### ASSIGNED TASK
Repeat only part of the entries. Start at the line that has "What data populates" and keep going through the last line, exactly as given.
·····
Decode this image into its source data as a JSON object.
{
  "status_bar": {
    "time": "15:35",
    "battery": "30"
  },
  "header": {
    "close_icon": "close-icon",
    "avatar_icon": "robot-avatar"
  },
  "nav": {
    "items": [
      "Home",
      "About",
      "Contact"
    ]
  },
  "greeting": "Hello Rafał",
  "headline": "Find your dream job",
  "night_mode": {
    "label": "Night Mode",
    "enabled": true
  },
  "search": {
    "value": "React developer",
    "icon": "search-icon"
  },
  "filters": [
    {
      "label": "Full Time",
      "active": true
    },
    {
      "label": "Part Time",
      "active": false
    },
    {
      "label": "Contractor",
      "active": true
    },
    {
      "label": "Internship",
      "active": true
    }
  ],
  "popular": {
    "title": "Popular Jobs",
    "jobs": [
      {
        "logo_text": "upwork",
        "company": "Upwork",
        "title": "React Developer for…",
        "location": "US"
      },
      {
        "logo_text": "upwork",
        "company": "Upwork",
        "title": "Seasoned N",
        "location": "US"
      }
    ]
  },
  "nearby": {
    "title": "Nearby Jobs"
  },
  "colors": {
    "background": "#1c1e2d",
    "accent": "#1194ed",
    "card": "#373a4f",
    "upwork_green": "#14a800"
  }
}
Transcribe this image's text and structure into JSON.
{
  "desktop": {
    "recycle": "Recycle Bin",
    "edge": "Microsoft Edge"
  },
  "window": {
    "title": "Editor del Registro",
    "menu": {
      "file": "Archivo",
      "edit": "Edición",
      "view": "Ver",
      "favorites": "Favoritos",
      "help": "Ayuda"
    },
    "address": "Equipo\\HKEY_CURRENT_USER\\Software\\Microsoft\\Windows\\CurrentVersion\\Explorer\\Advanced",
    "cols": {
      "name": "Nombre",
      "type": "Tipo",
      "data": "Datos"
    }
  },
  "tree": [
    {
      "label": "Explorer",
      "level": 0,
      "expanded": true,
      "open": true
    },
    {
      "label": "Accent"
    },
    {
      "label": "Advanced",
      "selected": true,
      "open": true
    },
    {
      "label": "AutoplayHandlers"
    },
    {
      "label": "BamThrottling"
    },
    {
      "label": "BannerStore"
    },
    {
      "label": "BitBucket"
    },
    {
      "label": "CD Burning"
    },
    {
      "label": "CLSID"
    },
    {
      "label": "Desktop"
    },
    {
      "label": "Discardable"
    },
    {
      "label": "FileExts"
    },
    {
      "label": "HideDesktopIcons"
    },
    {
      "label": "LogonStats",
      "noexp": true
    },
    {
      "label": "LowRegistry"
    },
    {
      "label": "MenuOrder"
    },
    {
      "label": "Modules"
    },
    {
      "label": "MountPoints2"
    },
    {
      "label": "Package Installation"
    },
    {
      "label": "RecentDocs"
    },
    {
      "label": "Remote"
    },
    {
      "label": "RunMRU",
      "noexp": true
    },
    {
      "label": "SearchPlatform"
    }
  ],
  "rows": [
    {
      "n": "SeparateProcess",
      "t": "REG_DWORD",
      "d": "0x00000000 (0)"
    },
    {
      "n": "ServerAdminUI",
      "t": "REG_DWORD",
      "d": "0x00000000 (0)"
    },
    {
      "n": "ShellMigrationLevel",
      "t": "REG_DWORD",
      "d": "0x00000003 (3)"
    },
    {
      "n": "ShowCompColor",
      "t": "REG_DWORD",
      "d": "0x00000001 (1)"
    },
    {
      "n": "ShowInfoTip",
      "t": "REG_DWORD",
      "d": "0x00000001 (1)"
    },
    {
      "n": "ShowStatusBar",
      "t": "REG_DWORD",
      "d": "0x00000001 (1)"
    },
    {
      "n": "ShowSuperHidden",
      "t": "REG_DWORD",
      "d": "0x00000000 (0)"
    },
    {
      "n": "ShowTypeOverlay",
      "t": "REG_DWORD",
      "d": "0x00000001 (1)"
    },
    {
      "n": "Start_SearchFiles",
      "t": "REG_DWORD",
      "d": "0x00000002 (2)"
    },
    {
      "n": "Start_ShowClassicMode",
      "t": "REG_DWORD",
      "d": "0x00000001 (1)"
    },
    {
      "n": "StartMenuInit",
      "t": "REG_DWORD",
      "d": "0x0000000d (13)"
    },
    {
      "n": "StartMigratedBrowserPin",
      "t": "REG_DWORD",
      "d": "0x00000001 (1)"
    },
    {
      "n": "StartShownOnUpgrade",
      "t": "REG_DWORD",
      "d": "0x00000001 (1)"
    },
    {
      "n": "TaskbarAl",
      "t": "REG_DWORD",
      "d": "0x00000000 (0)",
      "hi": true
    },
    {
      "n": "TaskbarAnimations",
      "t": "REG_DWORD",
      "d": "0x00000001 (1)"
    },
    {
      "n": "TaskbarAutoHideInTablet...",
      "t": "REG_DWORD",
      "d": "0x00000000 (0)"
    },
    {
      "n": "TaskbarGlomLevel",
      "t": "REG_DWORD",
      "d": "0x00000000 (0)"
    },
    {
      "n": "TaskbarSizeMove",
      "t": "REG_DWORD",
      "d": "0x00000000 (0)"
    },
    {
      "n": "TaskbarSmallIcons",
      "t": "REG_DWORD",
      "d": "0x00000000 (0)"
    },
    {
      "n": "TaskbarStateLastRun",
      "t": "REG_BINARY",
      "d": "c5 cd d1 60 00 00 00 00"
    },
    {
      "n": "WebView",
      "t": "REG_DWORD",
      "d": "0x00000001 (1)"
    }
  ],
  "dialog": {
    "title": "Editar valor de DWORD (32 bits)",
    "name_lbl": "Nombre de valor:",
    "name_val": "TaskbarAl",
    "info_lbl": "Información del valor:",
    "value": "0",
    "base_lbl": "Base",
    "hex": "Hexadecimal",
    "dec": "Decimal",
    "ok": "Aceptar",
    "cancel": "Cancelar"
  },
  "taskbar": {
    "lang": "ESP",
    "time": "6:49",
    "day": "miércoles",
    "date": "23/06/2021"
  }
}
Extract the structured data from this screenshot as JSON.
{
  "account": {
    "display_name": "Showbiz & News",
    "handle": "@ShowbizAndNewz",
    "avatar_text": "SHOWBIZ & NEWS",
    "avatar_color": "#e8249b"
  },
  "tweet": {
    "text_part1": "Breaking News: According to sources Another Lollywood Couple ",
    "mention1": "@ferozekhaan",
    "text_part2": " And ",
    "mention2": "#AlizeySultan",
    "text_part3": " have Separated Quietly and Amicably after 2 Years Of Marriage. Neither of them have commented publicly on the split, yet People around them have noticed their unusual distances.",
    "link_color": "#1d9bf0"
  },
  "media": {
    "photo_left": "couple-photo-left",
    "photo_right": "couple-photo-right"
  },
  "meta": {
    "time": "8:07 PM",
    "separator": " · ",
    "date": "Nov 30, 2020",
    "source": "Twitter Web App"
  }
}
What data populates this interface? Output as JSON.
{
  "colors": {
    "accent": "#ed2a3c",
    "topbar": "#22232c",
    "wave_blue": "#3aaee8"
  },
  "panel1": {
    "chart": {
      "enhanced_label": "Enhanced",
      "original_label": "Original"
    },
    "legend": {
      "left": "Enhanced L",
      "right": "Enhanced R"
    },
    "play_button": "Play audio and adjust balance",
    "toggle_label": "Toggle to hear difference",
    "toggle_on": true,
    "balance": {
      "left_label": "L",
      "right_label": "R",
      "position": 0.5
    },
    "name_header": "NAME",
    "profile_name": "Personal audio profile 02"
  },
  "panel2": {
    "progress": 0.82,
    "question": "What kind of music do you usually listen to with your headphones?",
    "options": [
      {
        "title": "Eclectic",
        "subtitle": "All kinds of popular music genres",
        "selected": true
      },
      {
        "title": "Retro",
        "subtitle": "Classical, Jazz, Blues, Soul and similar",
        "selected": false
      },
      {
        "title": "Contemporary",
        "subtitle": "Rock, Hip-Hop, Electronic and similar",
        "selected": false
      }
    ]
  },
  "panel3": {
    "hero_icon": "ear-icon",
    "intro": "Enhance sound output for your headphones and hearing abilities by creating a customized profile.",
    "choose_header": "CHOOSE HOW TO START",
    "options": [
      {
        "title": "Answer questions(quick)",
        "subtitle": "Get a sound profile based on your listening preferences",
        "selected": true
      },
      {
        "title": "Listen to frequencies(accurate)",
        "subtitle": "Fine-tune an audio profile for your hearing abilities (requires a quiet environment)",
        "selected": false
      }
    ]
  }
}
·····
### ANSWER SECTION
What data populates this interface? Output as JSON.
{
  "colors": {
    "accent": "#ed2a3c",
    "topbar": "#22232c",
    "wave_blue": "#3aaee8"
  },
  "panel1": {
    "chart": {
      "enhanced_label": "Enhanced",
      "original_label": "Original"
    },
    "legend": {
      "left": "Enhanced L",
      "right": "Enhanced R"
    },
    "play_button": "Play audio and adjust balance",
    "toggle_label": "Toggle to hear difference",
    "toggle_on": true,
    "balance": {
      "left_label": "L",
      "right_label": "R",
      "position": 0.5
    },
    "name_header": "NAME",
    "profile_name": "Personal audio profile 02"
  },
  "panel2": {
    "progress": 0.82,
    "question": "What kind of music do you usually listen to with your headphones?",
    "options": [
      {
        "title": "Eclectic",
        "subtitle": "All kinds of popular music genres",
        "selected": true
      },
      {
        "title": "Retro",
        "subtitle": "Classical, Jazz, Blues, Soul and similar",
        "selected": false
      },
      {
        "title": "Contemporary",
        "subtitle": "Rock, Hip-Hop, Electronic and similar",
        "selected": false
      }
    ]
  },
  "panel3": {
    "hero_icon": "ear-icon",
    "intro": "Enhance sound output for your headphones and hearing abilities by creating a customized profile.",
    "choose_header": "CHOOSE HOW TO START",
    "options": [
      {
        "title": "Answer questions(quick)",
        "subtitle": "Get a sound profile based on your listening preferences",
        "selected": true
      },
      {
        "title": "Listen to frequencies(accurate)",
        "subtitle": "Fine-tune an audio profile for your hearing abilities (requires a quiet environment)",
        "selected": false
      }
    ]
  }
}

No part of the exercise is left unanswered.